There are three main lessons to be drawn from this:

1.  The most important BDS battles are fought on election day, not resolution day.  Ultimately, flooding the room or making rousing speeches is a poor substitute for electing the right people in the first place.  This means year-round activism, and a broader set of skills and support is needed to build and run candidates and parties that will vote against BDS.

2.  BDS is intimately tied to discourses on white privilege and critical theory.  Ultimately, it is necessary to counter these ideologies and their corollary tactics directly.  But, failing that, Jewish students and otherwise-liberal anti-BDSers need to at least develop some psychological resistance to the privilege card.  From the need, demonstrated at the BDS hearing itself, to list your identity groups as a resume (“As a queer womyn of color, I say…”) to silencing slurs like “check your privilege,” these systems deny the pro-Israel community the courage and the credibility to truly defend themselves when those above them in the identity politics hierarchy are arrayed against them.

3.  BDS supporters are excellent at building coalitions that act separately but in concert.  SJP was the lead attacker, but had several different ethnic minority organizations playing different race cards, JVP tokens neutralizing anti-semitism claims, anonymous Internet trolls spreading rumors, and politicos claiming good government.  So too must the anti-BDS movement get better at coordinating multi-tiered strategies, with many potential roles that will vary from place to place.
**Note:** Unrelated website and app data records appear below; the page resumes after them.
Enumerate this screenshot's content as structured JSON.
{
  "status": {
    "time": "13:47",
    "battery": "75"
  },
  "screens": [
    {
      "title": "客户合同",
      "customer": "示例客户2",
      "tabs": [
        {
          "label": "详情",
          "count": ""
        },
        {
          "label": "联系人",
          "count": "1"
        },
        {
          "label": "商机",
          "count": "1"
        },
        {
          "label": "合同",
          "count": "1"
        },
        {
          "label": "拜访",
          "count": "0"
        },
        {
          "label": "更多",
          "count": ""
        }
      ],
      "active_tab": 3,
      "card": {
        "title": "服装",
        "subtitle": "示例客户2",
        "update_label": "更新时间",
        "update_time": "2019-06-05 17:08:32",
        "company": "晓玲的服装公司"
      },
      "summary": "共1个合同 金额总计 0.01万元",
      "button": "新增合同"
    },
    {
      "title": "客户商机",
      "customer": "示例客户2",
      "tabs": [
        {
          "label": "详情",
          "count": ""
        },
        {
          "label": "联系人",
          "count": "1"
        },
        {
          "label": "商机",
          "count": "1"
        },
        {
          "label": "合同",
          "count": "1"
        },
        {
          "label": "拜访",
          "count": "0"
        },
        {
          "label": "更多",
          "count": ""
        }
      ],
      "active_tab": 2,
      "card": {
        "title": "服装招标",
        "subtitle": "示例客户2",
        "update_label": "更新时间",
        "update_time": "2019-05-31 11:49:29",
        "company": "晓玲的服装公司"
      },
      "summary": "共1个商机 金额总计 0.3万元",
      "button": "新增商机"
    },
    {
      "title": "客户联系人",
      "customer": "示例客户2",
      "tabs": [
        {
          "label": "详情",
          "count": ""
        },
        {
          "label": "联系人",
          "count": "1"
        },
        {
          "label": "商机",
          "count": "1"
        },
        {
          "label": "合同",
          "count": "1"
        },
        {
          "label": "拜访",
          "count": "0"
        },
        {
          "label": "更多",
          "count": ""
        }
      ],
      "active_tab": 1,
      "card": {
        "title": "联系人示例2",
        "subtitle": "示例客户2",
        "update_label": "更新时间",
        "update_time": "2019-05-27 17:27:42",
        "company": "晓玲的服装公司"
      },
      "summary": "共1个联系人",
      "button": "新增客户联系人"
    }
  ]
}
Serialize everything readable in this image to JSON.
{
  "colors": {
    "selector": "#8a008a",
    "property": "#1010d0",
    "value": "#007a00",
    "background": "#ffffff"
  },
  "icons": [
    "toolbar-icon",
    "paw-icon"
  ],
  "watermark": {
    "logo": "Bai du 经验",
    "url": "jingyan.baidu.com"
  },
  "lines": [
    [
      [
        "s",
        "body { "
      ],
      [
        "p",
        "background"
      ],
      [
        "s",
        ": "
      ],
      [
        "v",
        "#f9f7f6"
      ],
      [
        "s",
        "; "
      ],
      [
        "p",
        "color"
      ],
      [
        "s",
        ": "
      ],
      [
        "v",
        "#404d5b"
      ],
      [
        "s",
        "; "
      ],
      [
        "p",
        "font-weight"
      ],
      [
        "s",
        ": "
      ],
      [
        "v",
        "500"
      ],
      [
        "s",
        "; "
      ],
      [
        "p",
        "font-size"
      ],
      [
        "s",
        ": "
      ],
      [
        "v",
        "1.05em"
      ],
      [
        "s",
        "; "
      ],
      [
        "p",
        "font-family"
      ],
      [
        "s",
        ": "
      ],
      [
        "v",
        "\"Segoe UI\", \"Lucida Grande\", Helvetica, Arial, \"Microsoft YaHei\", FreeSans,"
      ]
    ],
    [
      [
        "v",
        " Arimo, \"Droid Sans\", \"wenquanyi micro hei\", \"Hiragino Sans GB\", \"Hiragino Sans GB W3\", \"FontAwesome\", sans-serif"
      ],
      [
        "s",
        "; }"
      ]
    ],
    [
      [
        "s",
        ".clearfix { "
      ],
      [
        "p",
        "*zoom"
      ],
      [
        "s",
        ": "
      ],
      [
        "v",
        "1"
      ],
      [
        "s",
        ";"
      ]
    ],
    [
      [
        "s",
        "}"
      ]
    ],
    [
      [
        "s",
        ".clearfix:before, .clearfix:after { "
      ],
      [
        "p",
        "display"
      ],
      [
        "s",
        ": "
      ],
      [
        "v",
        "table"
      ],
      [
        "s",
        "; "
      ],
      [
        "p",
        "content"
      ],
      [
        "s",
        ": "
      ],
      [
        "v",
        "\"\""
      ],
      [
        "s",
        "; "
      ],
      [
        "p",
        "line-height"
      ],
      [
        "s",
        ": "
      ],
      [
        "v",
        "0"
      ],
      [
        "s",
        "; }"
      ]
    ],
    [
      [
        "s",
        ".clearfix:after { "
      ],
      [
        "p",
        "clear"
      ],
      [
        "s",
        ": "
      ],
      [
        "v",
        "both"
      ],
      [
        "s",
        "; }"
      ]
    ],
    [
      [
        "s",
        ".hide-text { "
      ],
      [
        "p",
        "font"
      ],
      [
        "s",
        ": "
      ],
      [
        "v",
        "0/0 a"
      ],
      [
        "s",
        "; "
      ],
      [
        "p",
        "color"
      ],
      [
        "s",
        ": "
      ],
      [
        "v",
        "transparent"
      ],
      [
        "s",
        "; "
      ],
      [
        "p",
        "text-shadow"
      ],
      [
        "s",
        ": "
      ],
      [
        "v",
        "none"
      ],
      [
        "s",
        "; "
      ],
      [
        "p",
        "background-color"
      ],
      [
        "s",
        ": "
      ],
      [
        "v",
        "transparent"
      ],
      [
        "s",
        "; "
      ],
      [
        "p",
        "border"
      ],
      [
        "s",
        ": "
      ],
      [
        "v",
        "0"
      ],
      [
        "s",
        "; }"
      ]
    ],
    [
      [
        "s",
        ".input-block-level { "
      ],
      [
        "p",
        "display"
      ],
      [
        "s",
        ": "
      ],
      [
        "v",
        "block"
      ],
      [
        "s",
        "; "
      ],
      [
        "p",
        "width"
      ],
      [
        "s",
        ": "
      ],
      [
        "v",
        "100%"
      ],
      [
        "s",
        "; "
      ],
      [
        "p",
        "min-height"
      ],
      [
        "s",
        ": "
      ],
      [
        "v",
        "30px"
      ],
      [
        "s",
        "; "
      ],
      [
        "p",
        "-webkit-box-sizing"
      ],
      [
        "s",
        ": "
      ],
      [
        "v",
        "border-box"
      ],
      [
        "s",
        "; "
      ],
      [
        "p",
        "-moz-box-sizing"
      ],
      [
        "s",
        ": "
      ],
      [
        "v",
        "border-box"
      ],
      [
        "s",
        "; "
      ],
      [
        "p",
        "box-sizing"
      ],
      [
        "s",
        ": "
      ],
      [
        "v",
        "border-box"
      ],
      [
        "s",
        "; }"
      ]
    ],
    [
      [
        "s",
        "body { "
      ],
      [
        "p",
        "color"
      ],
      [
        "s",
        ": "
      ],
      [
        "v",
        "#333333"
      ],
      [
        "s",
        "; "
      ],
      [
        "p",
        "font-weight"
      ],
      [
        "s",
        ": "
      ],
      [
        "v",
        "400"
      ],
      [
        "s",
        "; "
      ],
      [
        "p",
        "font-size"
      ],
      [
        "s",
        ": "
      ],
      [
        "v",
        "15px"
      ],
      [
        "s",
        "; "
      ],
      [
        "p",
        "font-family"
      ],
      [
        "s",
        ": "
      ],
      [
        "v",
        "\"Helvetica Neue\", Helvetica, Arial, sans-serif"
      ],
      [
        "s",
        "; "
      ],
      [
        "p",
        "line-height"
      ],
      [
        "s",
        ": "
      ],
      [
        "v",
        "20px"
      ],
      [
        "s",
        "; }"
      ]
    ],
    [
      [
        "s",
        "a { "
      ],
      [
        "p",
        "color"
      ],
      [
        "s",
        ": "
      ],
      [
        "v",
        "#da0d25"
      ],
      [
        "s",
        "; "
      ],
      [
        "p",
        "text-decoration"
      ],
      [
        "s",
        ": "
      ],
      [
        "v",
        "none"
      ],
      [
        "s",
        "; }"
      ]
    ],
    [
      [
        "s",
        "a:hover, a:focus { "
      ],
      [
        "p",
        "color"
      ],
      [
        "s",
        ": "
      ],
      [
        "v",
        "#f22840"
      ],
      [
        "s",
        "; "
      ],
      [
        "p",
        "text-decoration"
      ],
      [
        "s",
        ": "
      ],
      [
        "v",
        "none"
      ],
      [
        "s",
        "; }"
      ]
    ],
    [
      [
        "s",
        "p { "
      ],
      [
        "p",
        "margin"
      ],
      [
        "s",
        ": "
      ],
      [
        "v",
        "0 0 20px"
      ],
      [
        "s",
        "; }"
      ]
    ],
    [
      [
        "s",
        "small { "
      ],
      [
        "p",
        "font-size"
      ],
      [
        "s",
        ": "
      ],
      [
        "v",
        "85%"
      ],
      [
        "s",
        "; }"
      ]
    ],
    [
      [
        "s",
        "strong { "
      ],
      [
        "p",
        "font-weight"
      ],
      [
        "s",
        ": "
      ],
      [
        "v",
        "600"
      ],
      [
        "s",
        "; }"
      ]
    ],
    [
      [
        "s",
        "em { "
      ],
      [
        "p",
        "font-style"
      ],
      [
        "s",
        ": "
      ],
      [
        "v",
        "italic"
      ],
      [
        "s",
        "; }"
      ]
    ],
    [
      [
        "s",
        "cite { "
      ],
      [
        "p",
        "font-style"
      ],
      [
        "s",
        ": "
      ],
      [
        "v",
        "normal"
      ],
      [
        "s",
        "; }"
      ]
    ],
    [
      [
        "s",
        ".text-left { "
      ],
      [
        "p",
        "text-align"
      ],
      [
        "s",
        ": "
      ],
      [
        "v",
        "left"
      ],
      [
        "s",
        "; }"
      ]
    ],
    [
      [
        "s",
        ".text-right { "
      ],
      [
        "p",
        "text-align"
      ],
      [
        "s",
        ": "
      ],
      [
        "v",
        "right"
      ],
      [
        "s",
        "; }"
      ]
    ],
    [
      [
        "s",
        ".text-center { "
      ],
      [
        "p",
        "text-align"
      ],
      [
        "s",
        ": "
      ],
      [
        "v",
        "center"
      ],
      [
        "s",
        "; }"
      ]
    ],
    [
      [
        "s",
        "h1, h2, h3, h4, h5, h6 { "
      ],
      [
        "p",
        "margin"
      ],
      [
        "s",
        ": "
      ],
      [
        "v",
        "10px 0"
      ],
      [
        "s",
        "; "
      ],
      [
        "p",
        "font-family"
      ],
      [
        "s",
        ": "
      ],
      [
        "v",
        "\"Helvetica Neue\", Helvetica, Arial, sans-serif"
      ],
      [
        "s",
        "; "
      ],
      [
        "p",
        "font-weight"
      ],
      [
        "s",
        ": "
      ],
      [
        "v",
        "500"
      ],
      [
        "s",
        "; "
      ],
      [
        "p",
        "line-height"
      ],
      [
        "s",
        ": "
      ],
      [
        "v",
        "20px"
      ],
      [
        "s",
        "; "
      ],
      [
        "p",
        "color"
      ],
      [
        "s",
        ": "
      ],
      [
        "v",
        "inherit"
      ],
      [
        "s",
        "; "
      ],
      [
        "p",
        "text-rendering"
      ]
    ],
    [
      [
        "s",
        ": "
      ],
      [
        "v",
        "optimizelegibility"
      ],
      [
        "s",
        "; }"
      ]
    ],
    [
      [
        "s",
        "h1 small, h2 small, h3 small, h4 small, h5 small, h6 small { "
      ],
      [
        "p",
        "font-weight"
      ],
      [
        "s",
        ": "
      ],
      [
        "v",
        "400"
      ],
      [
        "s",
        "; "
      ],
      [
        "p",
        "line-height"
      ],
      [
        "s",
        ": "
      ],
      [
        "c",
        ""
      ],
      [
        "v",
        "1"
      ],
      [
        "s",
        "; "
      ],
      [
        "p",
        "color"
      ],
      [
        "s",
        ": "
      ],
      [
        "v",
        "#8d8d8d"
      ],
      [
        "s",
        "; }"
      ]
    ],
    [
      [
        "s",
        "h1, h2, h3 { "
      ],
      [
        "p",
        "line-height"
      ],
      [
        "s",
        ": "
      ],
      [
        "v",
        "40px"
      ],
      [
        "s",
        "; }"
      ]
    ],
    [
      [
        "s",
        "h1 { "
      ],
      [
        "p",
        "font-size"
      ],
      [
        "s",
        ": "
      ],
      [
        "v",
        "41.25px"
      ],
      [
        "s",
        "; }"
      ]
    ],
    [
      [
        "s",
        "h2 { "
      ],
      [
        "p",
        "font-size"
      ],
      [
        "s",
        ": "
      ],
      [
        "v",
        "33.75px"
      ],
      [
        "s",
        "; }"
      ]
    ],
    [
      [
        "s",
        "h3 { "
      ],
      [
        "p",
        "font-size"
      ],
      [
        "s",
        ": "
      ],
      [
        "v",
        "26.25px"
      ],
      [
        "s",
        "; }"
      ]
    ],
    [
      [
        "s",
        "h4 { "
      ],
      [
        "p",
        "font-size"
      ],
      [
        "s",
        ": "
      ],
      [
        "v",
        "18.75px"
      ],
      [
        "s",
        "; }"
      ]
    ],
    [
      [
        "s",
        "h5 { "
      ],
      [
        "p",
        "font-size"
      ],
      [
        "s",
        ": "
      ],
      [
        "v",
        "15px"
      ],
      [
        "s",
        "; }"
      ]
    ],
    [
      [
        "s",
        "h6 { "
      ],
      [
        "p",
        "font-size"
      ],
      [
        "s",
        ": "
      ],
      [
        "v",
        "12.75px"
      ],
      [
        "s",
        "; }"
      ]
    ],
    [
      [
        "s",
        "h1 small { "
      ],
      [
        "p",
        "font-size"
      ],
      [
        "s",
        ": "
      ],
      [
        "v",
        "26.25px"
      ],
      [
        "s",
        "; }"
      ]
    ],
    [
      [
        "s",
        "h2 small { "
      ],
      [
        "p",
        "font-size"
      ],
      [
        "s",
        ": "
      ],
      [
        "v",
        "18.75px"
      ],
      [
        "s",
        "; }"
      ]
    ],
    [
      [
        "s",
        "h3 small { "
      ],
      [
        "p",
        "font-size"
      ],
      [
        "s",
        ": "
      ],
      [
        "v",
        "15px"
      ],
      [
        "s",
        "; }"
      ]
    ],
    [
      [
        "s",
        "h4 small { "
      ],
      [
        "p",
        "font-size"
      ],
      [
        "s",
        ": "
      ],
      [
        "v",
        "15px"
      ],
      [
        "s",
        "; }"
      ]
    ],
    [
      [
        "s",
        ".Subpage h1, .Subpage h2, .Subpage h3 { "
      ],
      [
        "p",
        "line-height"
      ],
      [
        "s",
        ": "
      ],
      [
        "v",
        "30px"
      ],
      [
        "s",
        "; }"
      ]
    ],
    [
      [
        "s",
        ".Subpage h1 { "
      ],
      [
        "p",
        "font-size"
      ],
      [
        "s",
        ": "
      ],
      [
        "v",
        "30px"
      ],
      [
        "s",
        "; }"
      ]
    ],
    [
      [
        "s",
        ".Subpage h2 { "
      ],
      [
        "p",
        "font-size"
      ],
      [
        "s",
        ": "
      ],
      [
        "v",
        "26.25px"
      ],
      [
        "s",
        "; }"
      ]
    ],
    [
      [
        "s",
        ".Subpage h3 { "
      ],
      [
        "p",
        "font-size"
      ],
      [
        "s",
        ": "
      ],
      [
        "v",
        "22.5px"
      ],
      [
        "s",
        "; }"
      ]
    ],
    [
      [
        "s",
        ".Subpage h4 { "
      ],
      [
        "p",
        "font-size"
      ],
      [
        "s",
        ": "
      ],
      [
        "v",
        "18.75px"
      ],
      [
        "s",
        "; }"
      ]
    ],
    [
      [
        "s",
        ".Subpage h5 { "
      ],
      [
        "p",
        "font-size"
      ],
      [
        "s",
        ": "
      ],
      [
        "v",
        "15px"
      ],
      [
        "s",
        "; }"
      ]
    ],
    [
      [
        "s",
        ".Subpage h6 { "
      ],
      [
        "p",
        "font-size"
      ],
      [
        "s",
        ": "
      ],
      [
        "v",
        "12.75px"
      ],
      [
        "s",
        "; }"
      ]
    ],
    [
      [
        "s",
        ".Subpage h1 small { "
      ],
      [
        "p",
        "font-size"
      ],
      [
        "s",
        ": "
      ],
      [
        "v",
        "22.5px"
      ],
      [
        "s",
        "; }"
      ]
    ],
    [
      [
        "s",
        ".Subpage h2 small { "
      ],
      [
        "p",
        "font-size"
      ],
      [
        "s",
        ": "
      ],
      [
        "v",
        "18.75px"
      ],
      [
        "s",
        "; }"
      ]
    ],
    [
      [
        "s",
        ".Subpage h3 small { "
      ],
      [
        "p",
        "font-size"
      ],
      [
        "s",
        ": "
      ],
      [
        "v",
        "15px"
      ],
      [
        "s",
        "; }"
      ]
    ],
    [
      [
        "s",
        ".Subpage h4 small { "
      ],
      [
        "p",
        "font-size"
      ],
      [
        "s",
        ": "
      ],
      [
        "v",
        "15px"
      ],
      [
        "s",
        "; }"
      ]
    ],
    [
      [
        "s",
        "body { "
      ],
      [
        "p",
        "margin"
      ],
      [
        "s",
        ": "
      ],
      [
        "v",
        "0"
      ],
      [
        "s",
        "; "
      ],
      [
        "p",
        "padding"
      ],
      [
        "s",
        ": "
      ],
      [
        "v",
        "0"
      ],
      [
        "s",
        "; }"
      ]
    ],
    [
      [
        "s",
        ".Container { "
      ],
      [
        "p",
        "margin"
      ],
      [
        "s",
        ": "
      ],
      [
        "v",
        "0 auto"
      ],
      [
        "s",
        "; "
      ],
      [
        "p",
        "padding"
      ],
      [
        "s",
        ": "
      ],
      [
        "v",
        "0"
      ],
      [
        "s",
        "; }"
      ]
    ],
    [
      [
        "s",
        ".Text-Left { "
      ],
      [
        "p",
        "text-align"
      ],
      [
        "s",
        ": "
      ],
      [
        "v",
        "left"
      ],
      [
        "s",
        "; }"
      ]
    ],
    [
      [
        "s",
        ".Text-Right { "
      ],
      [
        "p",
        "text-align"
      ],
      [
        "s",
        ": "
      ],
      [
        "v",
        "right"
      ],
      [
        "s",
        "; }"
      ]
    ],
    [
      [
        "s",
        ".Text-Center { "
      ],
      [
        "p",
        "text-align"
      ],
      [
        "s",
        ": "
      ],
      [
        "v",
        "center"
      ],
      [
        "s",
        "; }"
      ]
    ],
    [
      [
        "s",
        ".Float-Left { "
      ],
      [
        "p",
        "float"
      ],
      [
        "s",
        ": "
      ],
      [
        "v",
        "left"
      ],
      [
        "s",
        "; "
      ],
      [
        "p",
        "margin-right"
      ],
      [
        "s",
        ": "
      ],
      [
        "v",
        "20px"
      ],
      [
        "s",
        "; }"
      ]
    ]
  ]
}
For instance, liberal Zionists could serve as the main face; Jewish groups could focus on confidently and aggressively striking back against anti-semitism; dissenting individuals or groups could undermine official identity group representative stances; conservatives can unleash their own brand of criticism and  provoke extremist reactions by BDS advocates; and anti-divisiveness politicos to push dialogue and neutrality rather than the campus taking sides on such a contentious issue.

Implications For Future Anti-BDS Activism

BDS activists – who are, in a sense, at war with Israel – have shown a willingness to do what they have to in order to win.

As a budding part of the national campus far left, they have in some places decades worth of institutional infrastructure to draw upon.  Now, they have learned to integrate the BDS cause with the key leftist tropes of the day, from critical theory to money in politics, and used these causes to legitimate anti-Semitic tropes such as shadowy Jewish lobbies and Zionism as racism.

Defeating BDS means having liberal allies, and certainly requires liberal Jews to defend themselves, but excessive internalization of identity politics narratives leaves them vulnerable to turning on their allies or losing the will to fight altogether. As pro-Israel groups are targeted for shunning, these potential waverers must be taught to resist the mighty weight of the race card.

Ultimately, however, the pro-Israel community needs to recognize and confront these ideological threats directly.  While it is important to aggressively rebut concrete charges of oppression, it is not a realistic task to invert the hierarchies assumed by critical theory.  Many Jews who cling to a self-conception as oppressed minorities often hope to do so.

The path forward also requires outside groups (many of which already do amazing work) placing additional emphasis on amassing and institutionalizing power through the political processes that are available at many schools, particularly large public ones.

In doing so, a well-managed big tent is vital.  As leftist shunning strategies seek to divide the movement, the smart deployment of a diverse set of voices allows for political and personality differences to be an asset rather than a liability.  Some are suited to be the sword, others the shield, but an effective movement is stronger with both.

[WAJ Note: This post was written at my request by someone very familiar with the situation at UCLA, but who, for reasons related to employment, had to use a pseudonym.]